“Since Monday and Tuesday mornings have the most missed appointments, these are the days we are considering overbooking,” says Ms. Boling. “We could add one additional slot in the morning. This fills the needs, but doesn’t put an undo burden on either provider or patients.”
Because few of its new patients miss an appointment, largely because they don’t want to go to the back of the multi-month waiting list, Ms. Boling’s group doesn’t overbook first visit slots. Also, it doesn’t overbook their nurse practitioners, reserving them for same-day appointments for a sudden flair or other complaint.
Computerization of scheduling has made it easier to start and maintain waiting lists. When last-minute cancelations or no-shows occur, people on the list are contacted until the spot is filled.
Discharge Final Option
The final option is discharging the patient from the practice. Those interviewed all agree this is used only after multiple missed appointments and specific and ongoing follow-up communications.

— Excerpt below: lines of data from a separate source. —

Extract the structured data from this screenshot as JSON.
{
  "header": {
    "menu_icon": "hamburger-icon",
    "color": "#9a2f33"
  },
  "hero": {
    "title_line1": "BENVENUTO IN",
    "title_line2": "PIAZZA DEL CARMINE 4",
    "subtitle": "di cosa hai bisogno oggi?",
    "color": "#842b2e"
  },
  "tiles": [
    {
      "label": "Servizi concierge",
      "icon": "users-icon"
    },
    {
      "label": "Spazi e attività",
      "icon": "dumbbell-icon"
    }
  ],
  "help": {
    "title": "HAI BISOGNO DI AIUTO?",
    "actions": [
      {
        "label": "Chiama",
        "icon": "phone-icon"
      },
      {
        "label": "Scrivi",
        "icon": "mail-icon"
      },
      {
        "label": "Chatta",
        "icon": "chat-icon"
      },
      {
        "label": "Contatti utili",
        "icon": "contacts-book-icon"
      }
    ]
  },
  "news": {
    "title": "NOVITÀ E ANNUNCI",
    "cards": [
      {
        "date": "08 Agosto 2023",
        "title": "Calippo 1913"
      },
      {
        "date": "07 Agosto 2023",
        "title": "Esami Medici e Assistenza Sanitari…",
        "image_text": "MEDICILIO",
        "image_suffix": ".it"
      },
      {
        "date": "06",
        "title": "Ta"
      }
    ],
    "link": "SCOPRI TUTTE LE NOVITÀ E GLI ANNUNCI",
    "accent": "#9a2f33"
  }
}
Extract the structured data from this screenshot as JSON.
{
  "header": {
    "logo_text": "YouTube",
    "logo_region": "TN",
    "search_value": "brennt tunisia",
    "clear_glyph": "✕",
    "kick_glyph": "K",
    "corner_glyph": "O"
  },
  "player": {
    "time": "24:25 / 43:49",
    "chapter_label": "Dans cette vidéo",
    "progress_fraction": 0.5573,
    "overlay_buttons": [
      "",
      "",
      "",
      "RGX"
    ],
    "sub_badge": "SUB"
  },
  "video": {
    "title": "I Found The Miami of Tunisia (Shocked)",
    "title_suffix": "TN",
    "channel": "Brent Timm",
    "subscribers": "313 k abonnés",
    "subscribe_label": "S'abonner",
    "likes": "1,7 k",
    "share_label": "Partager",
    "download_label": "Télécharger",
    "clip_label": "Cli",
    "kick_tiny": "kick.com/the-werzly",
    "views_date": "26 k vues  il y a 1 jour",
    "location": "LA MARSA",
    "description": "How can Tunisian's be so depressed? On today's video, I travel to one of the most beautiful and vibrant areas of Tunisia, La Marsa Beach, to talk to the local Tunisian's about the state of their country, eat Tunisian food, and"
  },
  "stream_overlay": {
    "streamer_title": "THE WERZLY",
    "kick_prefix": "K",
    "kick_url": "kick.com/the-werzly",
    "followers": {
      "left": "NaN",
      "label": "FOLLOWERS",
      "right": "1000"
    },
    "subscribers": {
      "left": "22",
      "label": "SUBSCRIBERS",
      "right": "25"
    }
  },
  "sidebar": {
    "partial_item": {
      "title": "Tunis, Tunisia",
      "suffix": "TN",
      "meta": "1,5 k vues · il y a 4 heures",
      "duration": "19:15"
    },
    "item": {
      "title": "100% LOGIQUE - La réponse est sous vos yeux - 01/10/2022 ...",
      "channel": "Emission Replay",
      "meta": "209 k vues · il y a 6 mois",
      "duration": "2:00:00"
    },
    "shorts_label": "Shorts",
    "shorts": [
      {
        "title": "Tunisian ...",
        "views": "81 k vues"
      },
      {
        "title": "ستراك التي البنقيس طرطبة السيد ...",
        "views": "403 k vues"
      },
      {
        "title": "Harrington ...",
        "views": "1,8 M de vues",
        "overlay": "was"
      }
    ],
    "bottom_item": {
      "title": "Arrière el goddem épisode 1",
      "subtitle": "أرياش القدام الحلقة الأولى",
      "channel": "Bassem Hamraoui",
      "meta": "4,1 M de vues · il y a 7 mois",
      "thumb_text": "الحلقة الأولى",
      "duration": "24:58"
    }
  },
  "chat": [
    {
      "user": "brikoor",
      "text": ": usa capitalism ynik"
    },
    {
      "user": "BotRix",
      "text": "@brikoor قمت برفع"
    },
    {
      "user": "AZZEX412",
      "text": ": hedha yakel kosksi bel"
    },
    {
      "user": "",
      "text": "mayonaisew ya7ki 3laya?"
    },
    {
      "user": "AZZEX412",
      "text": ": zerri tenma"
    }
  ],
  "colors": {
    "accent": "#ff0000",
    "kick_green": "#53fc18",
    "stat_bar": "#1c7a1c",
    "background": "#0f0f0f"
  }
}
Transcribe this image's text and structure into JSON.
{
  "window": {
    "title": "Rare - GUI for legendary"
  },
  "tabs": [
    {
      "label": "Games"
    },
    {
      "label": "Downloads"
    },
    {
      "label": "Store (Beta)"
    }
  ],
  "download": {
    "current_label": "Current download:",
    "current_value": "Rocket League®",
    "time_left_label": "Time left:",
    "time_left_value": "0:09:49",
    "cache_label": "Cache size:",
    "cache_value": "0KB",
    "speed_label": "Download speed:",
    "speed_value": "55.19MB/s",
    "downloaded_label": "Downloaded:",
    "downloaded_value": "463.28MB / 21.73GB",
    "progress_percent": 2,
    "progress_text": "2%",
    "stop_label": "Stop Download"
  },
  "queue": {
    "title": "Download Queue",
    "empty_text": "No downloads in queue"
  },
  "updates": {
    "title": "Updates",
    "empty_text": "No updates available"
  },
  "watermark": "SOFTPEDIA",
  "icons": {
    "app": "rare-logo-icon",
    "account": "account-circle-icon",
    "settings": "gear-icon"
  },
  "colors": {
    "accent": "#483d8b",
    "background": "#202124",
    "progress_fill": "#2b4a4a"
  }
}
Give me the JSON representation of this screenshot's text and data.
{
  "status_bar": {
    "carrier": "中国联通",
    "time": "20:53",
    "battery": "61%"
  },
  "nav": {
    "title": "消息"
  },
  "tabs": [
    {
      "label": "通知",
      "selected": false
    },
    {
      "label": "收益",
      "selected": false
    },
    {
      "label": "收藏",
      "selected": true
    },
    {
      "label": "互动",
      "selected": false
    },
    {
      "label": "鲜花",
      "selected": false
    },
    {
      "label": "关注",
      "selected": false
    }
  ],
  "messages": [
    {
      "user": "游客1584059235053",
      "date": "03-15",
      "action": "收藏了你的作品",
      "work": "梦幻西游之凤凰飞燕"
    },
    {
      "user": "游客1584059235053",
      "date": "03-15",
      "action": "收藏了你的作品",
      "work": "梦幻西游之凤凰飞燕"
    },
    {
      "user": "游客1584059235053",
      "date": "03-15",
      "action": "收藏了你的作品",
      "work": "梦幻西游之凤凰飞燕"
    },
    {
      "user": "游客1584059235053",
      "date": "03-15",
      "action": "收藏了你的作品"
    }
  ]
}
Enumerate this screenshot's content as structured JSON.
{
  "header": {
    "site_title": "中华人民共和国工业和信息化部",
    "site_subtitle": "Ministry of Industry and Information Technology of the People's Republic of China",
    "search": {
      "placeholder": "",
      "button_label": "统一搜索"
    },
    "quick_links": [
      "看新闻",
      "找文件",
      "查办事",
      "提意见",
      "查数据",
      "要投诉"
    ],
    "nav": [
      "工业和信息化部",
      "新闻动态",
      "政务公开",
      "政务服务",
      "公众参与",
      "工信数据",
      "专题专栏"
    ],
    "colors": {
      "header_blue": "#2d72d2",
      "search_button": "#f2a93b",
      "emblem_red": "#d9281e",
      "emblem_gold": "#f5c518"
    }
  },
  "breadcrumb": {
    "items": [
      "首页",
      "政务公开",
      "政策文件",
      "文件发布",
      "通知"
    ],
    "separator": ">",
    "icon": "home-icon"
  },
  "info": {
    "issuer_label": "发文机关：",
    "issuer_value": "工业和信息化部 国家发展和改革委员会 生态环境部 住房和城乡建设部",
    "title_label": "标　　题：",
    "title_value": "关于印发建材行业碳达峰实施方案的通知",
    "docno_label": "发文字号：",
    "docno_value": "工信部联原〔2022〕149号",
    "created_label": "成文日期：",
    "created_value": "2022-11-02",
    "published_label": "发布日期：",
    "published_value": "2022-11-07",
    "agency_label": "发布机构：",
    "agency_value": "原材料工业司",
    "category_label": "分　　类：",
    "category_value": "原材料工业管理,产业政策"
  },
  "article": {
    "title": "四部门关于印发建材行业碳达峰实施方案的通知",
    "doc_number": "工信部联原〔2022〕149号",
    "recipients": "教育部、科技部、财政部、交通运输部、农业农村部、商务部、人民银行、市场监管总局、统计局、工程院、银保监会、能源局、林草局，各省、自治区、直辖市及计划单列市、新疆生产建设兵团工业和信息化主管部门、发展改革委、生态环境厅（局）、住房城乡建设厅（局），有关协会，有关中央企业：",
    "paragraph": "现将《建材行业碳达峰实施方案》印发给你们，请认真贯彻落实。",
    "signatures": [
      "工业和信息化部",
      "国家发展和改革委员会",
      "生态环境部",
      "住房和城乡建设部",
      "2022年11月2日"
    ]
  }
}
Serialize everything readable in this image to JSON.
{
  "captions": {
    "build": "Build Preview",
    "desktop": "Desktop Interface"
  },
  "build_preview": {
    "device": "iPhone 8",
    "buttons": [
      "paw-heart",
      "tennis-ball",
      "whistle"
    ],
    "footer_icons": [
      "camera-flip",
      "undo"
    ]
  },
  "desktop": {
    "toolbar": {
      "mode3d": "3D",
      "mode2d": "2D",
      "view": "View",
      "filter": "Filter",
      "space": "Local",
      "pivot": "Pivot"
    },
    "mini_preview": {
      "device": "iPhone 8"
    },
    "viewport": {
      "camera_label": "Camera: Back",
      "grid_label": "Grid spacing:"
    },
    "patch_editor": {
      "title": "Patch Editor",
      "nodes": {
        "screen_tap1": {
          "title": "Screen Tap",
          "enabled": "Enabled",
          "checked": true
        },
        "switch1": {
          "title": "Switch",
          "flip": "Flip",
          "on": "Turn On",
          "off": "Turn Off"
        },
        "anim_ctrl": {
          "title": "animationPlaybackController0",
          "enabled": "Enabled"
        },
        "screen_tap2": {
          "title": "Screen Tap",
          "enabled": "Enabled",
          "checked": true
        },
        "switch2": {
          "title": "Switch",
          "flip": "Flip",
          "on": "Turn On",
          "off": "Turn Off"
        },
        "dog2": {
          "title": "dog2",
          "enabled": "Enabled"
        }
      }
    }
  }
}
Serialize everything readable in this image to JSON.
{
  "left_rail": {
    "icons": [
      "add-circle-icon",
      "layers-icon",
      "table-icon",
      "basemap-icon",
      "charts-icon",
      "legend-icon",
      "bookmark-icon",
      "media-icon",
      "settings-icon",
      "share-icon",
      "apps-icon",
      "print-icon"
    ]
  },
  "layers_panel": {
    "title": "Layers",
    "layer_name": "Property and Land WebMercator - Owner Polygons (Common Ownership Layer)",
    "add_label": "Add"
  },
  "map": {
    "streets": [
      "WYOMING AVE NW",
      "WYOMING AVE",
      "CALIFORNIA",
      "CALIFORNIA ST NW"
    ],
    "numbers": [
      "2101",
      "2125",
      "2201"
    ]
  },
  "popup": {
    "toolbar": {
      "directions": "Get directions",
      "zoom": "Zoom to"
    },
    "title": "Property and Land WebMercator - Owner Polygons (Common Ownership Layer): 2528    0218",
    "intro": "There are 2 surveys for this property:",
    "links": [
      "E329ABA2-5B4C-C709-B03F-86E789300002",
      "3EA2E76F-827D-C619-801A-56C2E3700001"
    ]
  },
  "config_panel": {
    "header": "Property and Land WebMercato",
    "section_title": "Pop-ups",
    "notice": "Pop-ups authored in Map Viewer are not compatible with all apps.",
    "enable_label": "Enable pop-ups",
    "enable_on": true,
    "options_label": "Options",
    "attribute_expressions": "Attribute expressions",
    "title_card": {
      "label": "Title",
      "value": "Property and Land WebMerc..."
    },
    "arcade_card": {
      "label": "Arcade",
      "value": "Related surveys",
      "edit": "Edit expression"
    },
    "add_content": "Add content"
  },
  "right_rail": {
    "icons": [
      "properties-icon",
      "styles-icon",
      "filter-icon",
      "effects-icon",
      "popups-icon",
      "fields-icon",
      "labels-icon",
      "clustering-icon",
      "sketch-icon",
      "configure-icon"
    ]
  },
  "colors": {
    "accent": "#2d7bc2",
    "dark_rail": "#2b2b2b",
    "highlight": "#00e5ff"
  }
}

“This is a very stern measure, but it acknowledges the patient has a shared responsibility,” says Mr. Gans. “Avoiding discharge really starts at the first visit, informing the patient specifically and face to face about these policies.”
The general consensus is that a contact is made after the first no-show, asking the patient to get in touch and reschedule. The second puts them on probation, and they are told three could result in being discharged. If another appointment is missed, then the attending physician is contacted, and they make the termination decision.
“Rheumatologists typically spend a lot of time with each patient to provide the proper quality of care,” says Dr. Grunbaum. “Creating a system that helps reduce missed appointments is a win-win for everyone, especially those who don’t want to wait a long time to see me.”
Kurt Ullman has been a contributing writer to The Rheumatologist for 10 years.